But another factor, I’m inclined to think, are the sorts of things Irish writers tell stories about: particularly the family. It is striking how many of our writers have produced family dramas: stories where the family is somehow dysfunctional. There are buried secrets or a scarring tragedy or the family itself is shunned by the community it lives in. It’s arguable that family is the dominating trope of Irish writing. (This may just reflect what I’ve been reading lately, but I’ve also noticed that a lot of these families also send their children to Trinity College. They might be troubled, but they get good points.)

The appeal of such work, internationally and domestically, is obvious. Nearly everyone has a family and can relate to the tensions family life can produce; there’s that weird contradiction where those who love you can also be the cruellest to you. Families always give a good story.

When the country won independence and our Constitution was written, Family was given a starring role

And the family drama, particularly in the Irish context, can also operate as a powerful metaphor: the dysfunctional family representing the dysfunctional society in which they live. Both family and society are impossible ideals: we are drawn to both, even when they are damaging to us.

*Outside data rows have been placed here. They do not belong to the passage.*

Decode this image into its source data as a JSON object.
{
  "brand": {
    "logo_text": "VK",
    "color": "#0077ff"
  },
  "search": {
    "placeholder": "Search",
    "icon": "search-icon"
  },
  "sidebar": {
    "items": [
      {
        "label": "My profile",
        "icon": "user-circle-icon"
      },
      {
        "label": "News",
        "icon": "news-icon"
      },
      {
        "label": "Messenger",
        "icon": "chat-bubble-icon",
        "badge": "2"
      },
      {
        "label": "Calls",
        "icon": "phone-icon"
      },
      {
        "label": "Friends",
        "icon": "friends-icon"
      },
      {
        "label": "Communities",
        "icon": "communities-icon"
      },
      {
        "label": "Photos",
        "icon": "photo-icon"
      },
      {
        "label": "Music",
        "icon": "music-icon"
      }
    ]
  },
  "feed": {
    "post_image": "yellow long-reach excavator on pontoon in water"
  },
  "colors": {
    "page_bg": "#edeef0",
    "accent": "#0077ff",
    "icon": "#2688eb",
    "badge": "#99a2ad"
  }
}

But writers didn’t invent this idea. It is, according to many historians, part of our cultural DNA. Back when Ireland was a colony, family was the only unit the ordinary Irish person could trust: everything else, even the church, was part of a ruling superstructure.

When the country won independence and our Constitution was written, Family was given a starring role: not as a private place free from state interference, but as an avatar of the state itself. Ireland was a family: an oasis of decent Catholicism, a bulwark against the godlessness outside our borders. Each Irish family had to live up to this Netflix-special version of Ireland, because to do otherwise was a betrayal of Ireland itself.

This was powerful juju, and it lodged in the minds, not just of people here, but every Irish emigrant. Abroad, the idea was given even more power. In Cricklewood or Chicago, the Irish formed into tight ghettos, surrounded by others who disliked their accents and their religion. Family, and family-as-country, became the twin ideas that nurtured those communities. Remnants of it still exist today, particularly in the United States. It may partially explain why Irish-Americans tend to cling to a version of Ireland that no longer exists on this side of the Atlantic.

Joe Biden seems to have been steeped in the Irish family-as-country idea when he was growing up. He lived that story: devout Catholicism, mixed with personal tragedy. And, by his own telling, in Israel he saw the same narrative. The wounded family clinging together, still surrounded by enemies.

The American political class is almost universally supportive of any action Israel takes – or fears the backlash criticism would bring – but even by those standards Biden seems the most prepared to constantly write Israel blank cheques. As Sally Rooney wrote here recently, for him it seems to be personal: the family-as-country idea so deeply embedded within him that it seems to have bypassed any facility he may have had for logic or morality.

Perhaps he should read a few Irish family dramas to remind him, if he ever knew, that sometimes, those we love can also be the most monstrous.